Preventing fires was just as important as fighting fires. Groups of CCC men were tasked with improving emergency access to forest land by cutting tens of thousands of kilometers of road roads, opening new trails and installing countless kilometers of telephone lines. to facilitate communication between firefighting units.
Watchtowers were essential for spotting small fires before they turned into devastating forest flames. CCC workers have built over 3,000 of these towers, including the stone masonry Mount Diablo Observation Tower outside of San Francisco, offering awe-inspiring views of the Cascade mountain ranges and of the Sierra Nevada.
CCC teams also cleared up dead logs and wood in fire-prone areas and cut preventative fire breaks to slow the progress of a potentially disastrous fire. One of the largest of these firebreaks was the Ponderosa Road in Northern California, a 600-mile scar separating the dry brush from the wood-rich forests above.
The CCC also oversaw the construction of large water storage basins and collection ponds in order to have a water supply ready to fight future forest fires.
CCC has built over 30,000 miles of terraces
The Soil Conservation Service was second after the Forest Service for the largest number of CCC camps under its leadership. After decades of inappropriate land use – clearing trees to create more farmland, failure to plant cover crops in fallow fields – and years of drought, erosion threatened much of the land. American agriculture. By 1938, there were over 500 CCC soil conservation projects active in 44 states, employing 60,000 young men a year.

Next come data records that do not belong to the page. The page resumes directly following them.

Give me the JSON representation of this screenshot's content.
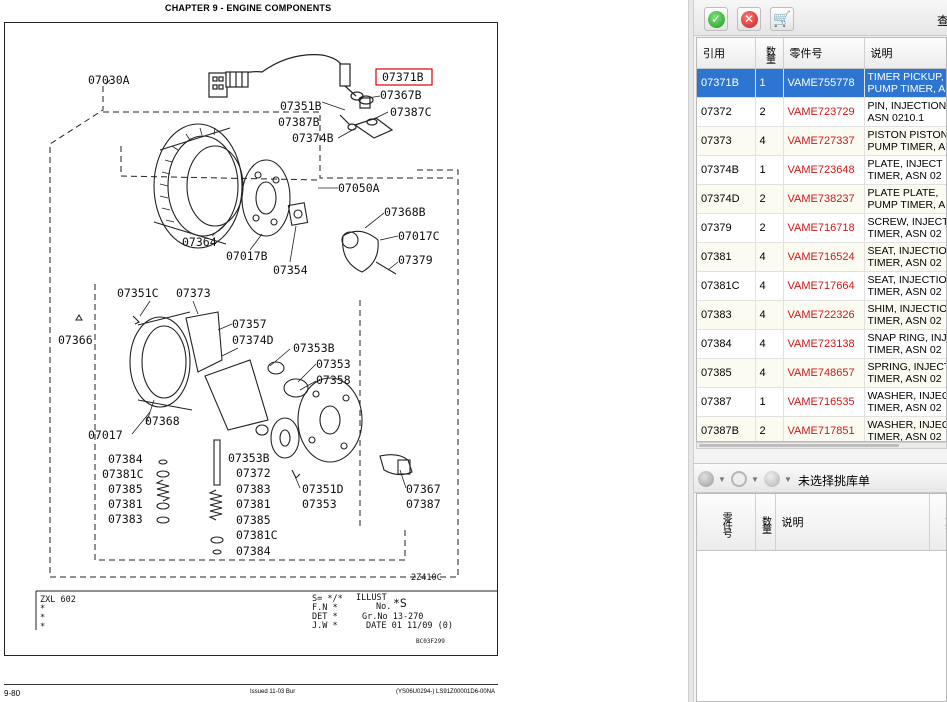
{
  "document": {
    "chapter_title": "CHAPTER 9 - ENGINE COMPONENTS",
    "page_number": "9-80",
    "issued": "Issued 11-03  Bur",
    "doc_code": "(YS06U0294-)  LS91Z00001D6-00NA",
    "diagram_code": "2Z410C",
    "small_code": "BC03F299",
    "labels": {
      "l07030A": "07030A",
      "l07371B": "07371B",
      "l07367B": "07367B",
      "l07351B": "07351B",
      "l07387C": "07387C",
      "l07387B_top": "07387B",
      "l07374B": "07374B",
      "l07050A": "07050A",
      "l07368B": "07368B",
      "l07017C": "07017C",
      "l07379": "07379",
      "l07364": "07364",
      "l07017B": "07017B",
      "l07354": "07354",
      "l07351C": "07351C",
      "l07373": "07373",
      "l07366": "07366",
      "l07357": "07357",
      "l07374D": "07374D",
      "l07353B_top": "07353B",
      "l07353": "07353",
      "l07358": "07358",
      "l07017": "07017",
      "l07368": "07368",
      "l07384_top": "07384",
      "l07381C_top": "07381C",
      "l07385_left": "07385",
      "l07381_left": "07381",
      "l07383_left": "07383",
      "l07353B_mid": "07353B",
      "l07372": "07372",
      "l07383_mid": "07383",
      "l07381_mid": "07381",
      "l07385_mid": "07385",
      "l07381C_mid": "07381C",
      "l07384_mid": "07384",
      "l07351D": "07351D",
      "l07353_bot": "07353",
      "l07367": "07367",
      "l07387": "07387"
    },
    "info_block": {
      "left_lines": [
        "ZXL  602",
        "*",
        "*",
        "*"
      ],
      "s_line": "S= */* ",
      "fn": "F.N *",
      "det": "DET *",
      "jw": "J.W *",
      "illust": "ILLUST",
      "no": "No.",
      "no_value": "*S",
      "gr_no": "Gr.No 13-270",
      "date": "DATE  01 11/09  (0)"
    }
  },
  "panel": {
    "toolbar": {
      "confirm_icon": "check-icon",
      "cancel_icon": "close-icon",
      "cart_icon": "cart-icon",
      "title_fragment": "查"
    },
    "columns": {
      "ref": "引用",
      "qty": "数量",
      "part_no": "零件号",
      "desc": "说明"
    },
    "rows": [
      {
        "ref": "07371B",
        "qty": "1",
        "part_no": "VAME755778",
        "desc": "TIMER PICKUP, PUMP TIMER, A"
      },
      {
        "ref": "07372",
        "qty": "2",
        "part_no": "VAME723729",
        "desc": "PIN, INJECTION ASN 0210.1"
      },
      {
        "ref": "07373",
        "qty": "4",
        "part_no": "VAME727337",
        "desc": "PISTON PISTON PUMP TIMER, A"
      },
      {
        "ref": "07374B",
        "qty": "1",
        "part_no": "VAME723648",
        "desc": "PLATE, INJECT TIMER, ASN 02"
      },
      {
        "ref": "07374D",
        "qty": "2",
        "part_no": "VAME738237",
        "desc": "PLATE PLATE, PUMP TIMER, A"
      },
      {
        "ref": "07379",
        "qty": "2",
        "part_no": "VAME716718",
        "desc": "SCREW, INJECT TIMER, ASN 02"
      },
      {
        "ref": "07381",
        "qty": "4",
        "part_no": "VAME716524",
        "desc": "SEAT, INJECTIO TIMER, ASN 02"
      },
      {
        "ref": "07381C",
        "qty": "4",
        "part_no": "VAME717664",
        "desc": "SEAT, INJECTIO TIMER, ASN 02"
      },
      {
        "ref": "07383",
        "qty": "4",
        "part_no": "VAME722326",
        "desc": "SHIM, INJECTIO TIMER, ASN 02"
      },
      {
        "ref": "07384",
        "qty": "4",
        "part_no": "VAME723138",
        "desc": "SNAP RING, INJ TIMER, ASN 02"
      },
      {
        "ref": "07385",
        "qty": "4",
        "part_no": "VAME748657",
        "desc": "SPRING, INJECT TIMER, ASN 02"
      },
      {
        "ref": "07387",
        "qty": "1",
        "part_no": "VAME716535",
        "desc": "WASHER, INJEC TIMER, ASN 02"
      },
      {
        "ref": "07387B",
        "qty": "2",
        "part_no": "VAME717851",
        "desc": "WASHER, INJEC TIMER, ASN 02"
      }
    ],
    "pick": {
      "label": "未选择挑库单",
      "columns": {
        "part_no": "零件号",
        "qty": "数量",
        "desc": "说明",
        "extra": "重公"
      }
    }
  }
}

CCC workers planted trees to serve as windbreaks and ground anchors. They healed the gullies and redirected the water to the crops. And they trained farmers in modern soil conservation techniques that would lead to healthier land and higher yields.
One of CCC’s most innovative and effective tools was earthmoving of rolling land to create level fields with less water runoff. Earthmoving was no small task, requiring engineers, surveyors and heavy machinery. During the life of the CCC, over 30,000 miles of terraces were built and thousands of young CCC workers learned technical skills that have served them well in their future careers.
CCC launched the American ski industry
Downhill skiing was not a thing in America in the 1920s. There were simply no dedicated ski slopes, let alone amenities like ski lifts or ski lifts. But thanks to the CCC and a forward-thinking forestry official from Vermont, America got its first ski slopes in the 1930s.
Perry Merrill, the Vermont state forester, had attended a forestry school in Sweden, where he witnessed the Scandinavian passion for downhill skiing. Merrill dreamed of bringing the sport to the rugged hills of his home country, but lacked the resources to cut and clear miles of trails. Until he was appointed head of a strong 25-man CCC team in 1933.
Over the next several years, the tireless workers of the CCC have carved out legendary New England trails with names like Stowe, Wildcat, Cannon and Thunderbolt. In the west, CCC workers also cut the first ski runs in Sun Valley, Idaho. The first tow cables were installed in the late 1930s and Americans fell in love with skiing, in large part thanks to the CCC.